or a total of R 21.
then add foam board with radiant barrier that adds about R7 per inch so 2 inches is a R14 gain
so the combined effort would net about a R 35:) plus you gain the radiant barrier.
locally most people residing are adding the foam board as part of job.
plus it covers the studs too for better insulation
so overall gain of
Add pictures here
<% if( /^image/.test(type) ){ %>
<% } %>
<%-name%>
Add image file
Upload

more clearly existing fiberglass about R10
foam and board R35 combined a substantial gain
Add pictures here
<% if( /^image/.test(type) ){ %>
<% } %>
<%-name%>
Add image file
Upload
C & E wrote:

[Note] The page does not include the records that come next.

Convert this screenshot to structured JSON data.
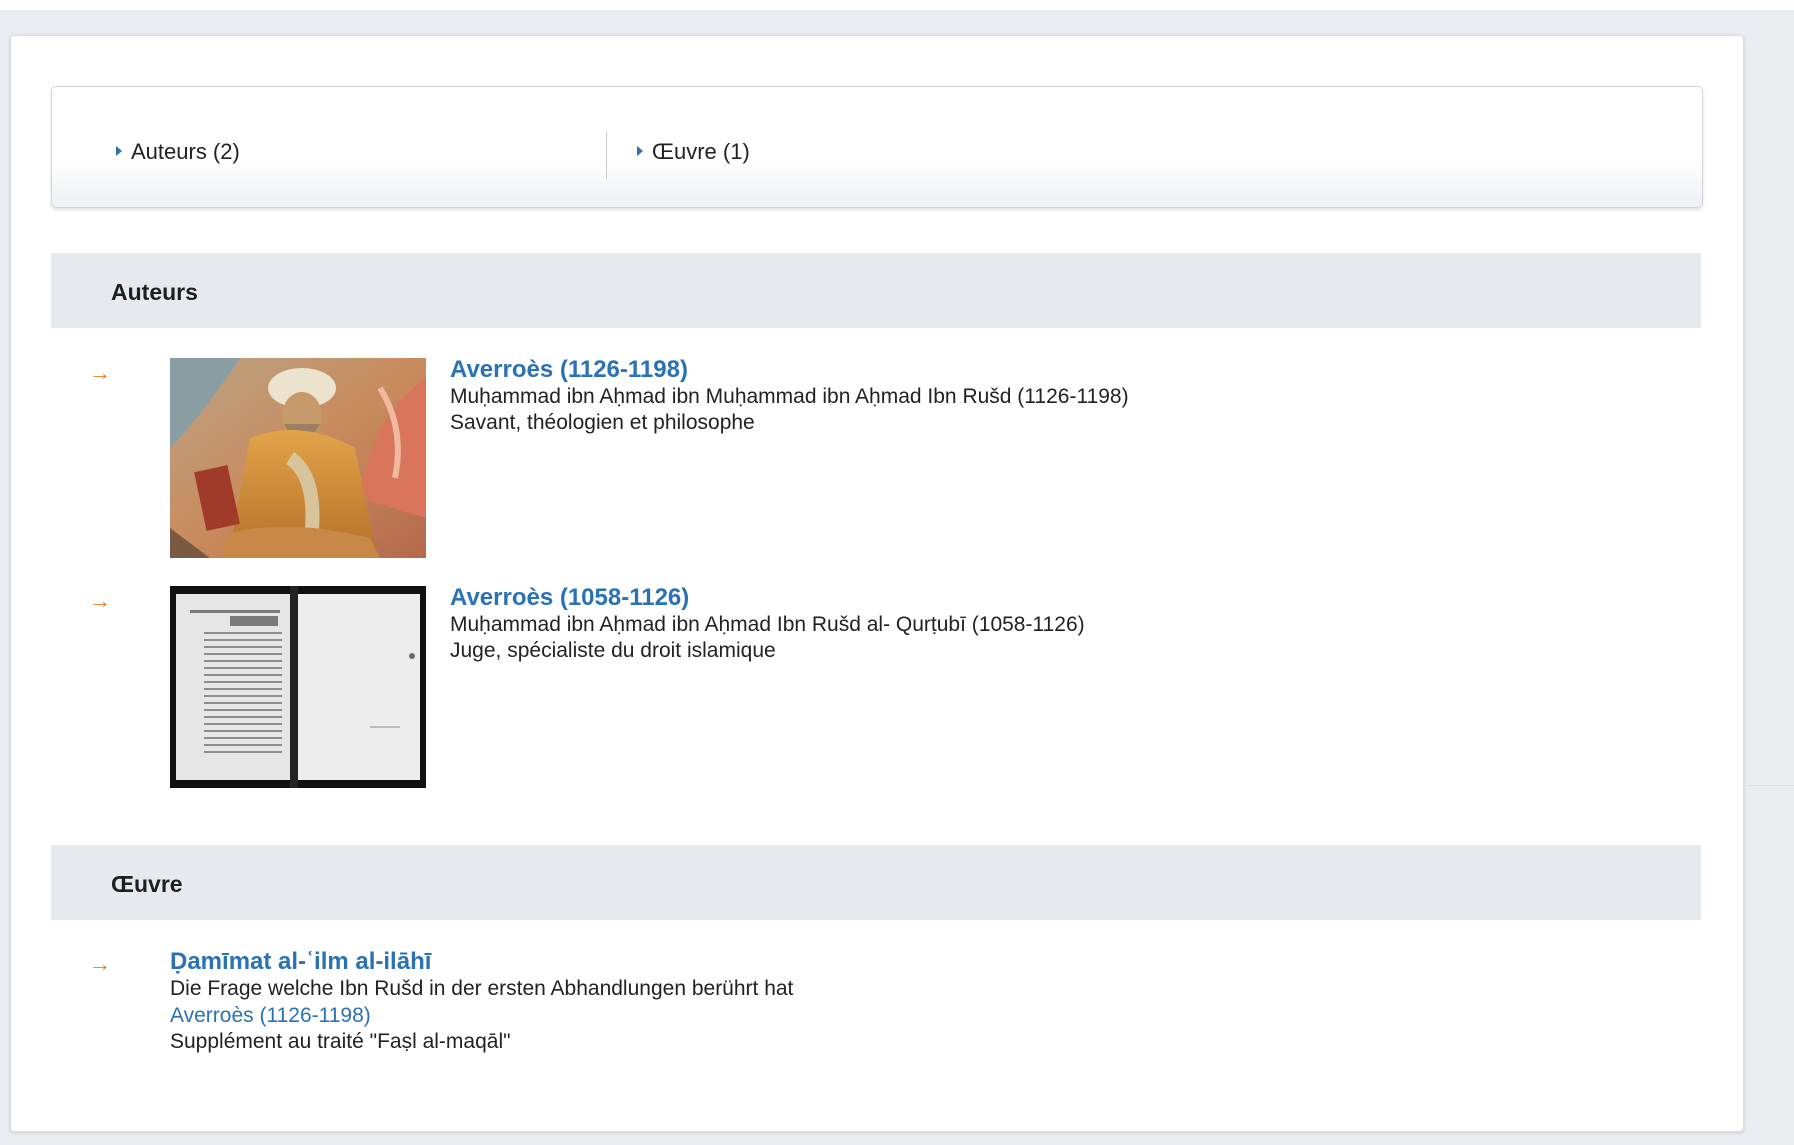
{
  "toc": {
    "authors_label": "Auteurs (2)",
    "works_label": "Œuvre (1)"
  },
  "sections": {
    "authors_title": "Auteurs",
    "works_title": "Œuvre"
  },
  "authors": [
    {
      "name": "Averroès (1126-1198)",
      "full_name": "Muḥammad ibn Aḥmad ibn Muḥammad ibn Aḥmad Ibn Rušd (1126-1198)",
      "description": "Savant, théologien et philosophe",
      "thumbnail": "portrait-painting"
    },
    {
      "name": "Averroès (1058-1126)",
      "full_name": "Muḥammad ibn Aḥmad ibn Aḥmad Ibn Rušd al- Qurṭubī (1058-1126)",
      "description": "Juge, spécialiste du droit islamique",
      "thumbnail": "manuscript-page"
    }
  ],
  "works": [
    {
      "title": "Ḍamīmat al-ʿilm al-ilāhī",
      "subtitle": "Die Frage welche Ibn Rušd in der ersten Abhandlungen berührt hat",
      "author_link": "Averroès (1126-1198)",
      "note": "Supplément au traité \"Faṣl al-maqāl\""
    }
  ],
  "colors": {
    "link": "#2a72b5",
    "arrow": "#e57f1c",
    "header_bg": "#e6eaef"
  },
  "icons": {
    "toc_bullet": "triangle-right-icon",
    "entry_marker": "right-arrow-icon"
  }
}
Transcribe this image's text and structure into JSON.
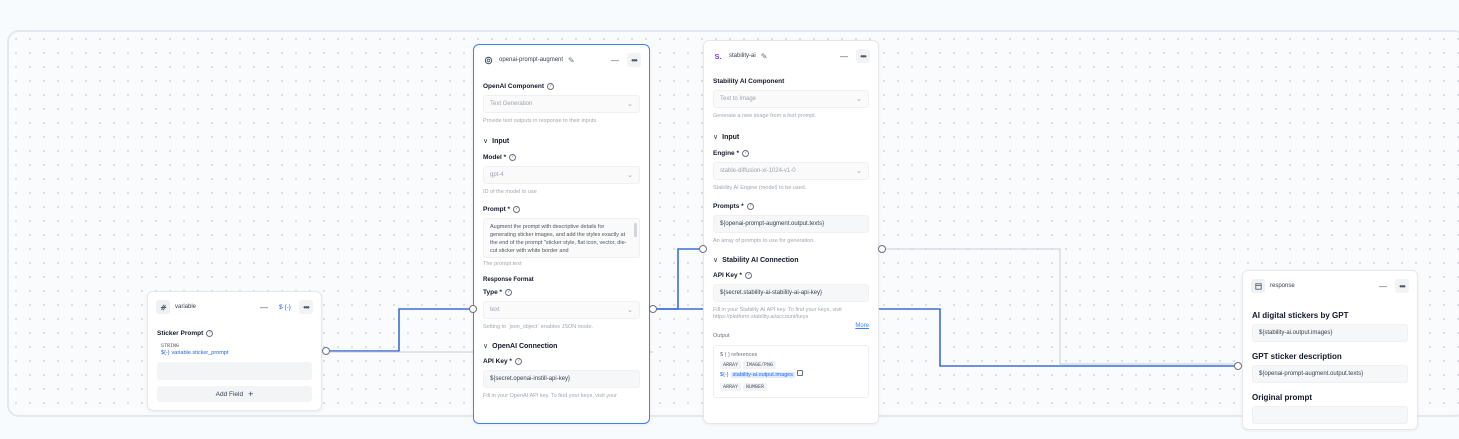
{
  "variable_node": {
    "title": "variable",
    "var_badge": "$ {-}",
    "field_label": "Sticker Prompt",
    "type": "STRING",
    "ref_prefix": "${-}",
    "ref": "variable.sticker_prompt",
    "add_field": "Add Field",
    "add_icon": "+"
  },
  "openai_node": {
    "title": "openai-prompt-augment",
    "component_label": "OpenAI Component",
    "component_value": "Text Generation",
    "component_hint": "Provide text outputs in response to their inputs.",
    "input_section": "Input",
    "model_label": "Model *",
    "model_value": "gpt-4",
    "model_hint": "ID of the model to use",
    "prompt_label": "Prompt *",
    "prompt_value": "Augment the prompt with descriptive details for generating sticker images, and add the styles exactly at the end of the prompt \"sticker style, flat icon, vector, die-cut sticker with white border and",
    "prompt_hint": "The prompt text",
    "response_format": "Response Format",
    "type_label": "Type *",
    "type_value": "text",
    "type_hint": "Setting to `json_object` enables JSON mode.",
    "connection_section": "OpenAI Connection",
    "api_key_label": "API Key *",
    "api_key_value": "${secret.openai-instill-api-key}",
    "api_key_hint": "Fill in your OpenAI API key. To find your keys, visit your"
  },
  "stability_node": {
    "title": "stability-ai",
    "icon_text": "S.",
    "component_label": "Stability AI Component",
    "component_value": "Text to Image",
    "component_hint": "Generate a new image from a text prompt.",
    "input_section": "Input",
    "engine_label": "Engine *",
    "engine_value": "stable-diffusion-xl-1024-v1-0",
    "engine_hint": "Stability AI Engine (model) to be used.",
    "prompts_label": "Prompts *",
    "prompts_value": "${openai-prompt-augment.output.texts}",
    "prompts_hint": "An array of prompts to use for generation.",
    "connection_section": "Stability AI Connection",
    "api_key_label": "API Key *",
    "api_key_value": "${secret.stability-ai-stability-ai-api-key}",
    "api_key_hint": "Fill in your Stability AI API key. To find your keys, visit https://platform.stability.ai/account/keys",
    "more_link": "More",
    "output_label": "Output",
    "references": "$ ( ) references",
    "array_tag": "ARRAY",
    "image_tag": "IMAGE/PNG",
    "images_ref_prefix": "${-}",
    "images_ref": "stability-ai.output.images",
    "number_tag": "NUMBER"
  },
  "response_node": {
    "title": "response",
    "items": [
      {
        "label": "AI digital stickers by GPT",
        "value": "${stability-ai.output.images}"
      },
      {
        "label": "GPT sticker description",
        "value": "${openai-prompt-augment.output.texts}"
      },
      {
        "label": "Original prompt",
        "value": ""
      }
    ]
  },
  "icons": {
    "minus": "—",
    "dots": "•••",
    "chevron_down": "⌄",
    "chevron_open": "∨",
    "pencil": "✎",
    "question": "?"
  }
}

Wet sprayed in place cellulose is the best way to go. Will stop air infiltration and it fits all irregular spaces around wiring, plumbing etc. Even having it drilled and filled after the siding goes on will work also.
s
Add pictures here
<% if( /^image/.test(type) ){ %>
<% } %>
<%-name%>
Add image file
Upload

Site Timeline

Related Threads

    HomeOwnersHub.com is a website for homeowners and building and maintenance pros. It is not affiliated with any of the manufacturers or service providers discussed here. All logos and trade names are the property of their respective owners.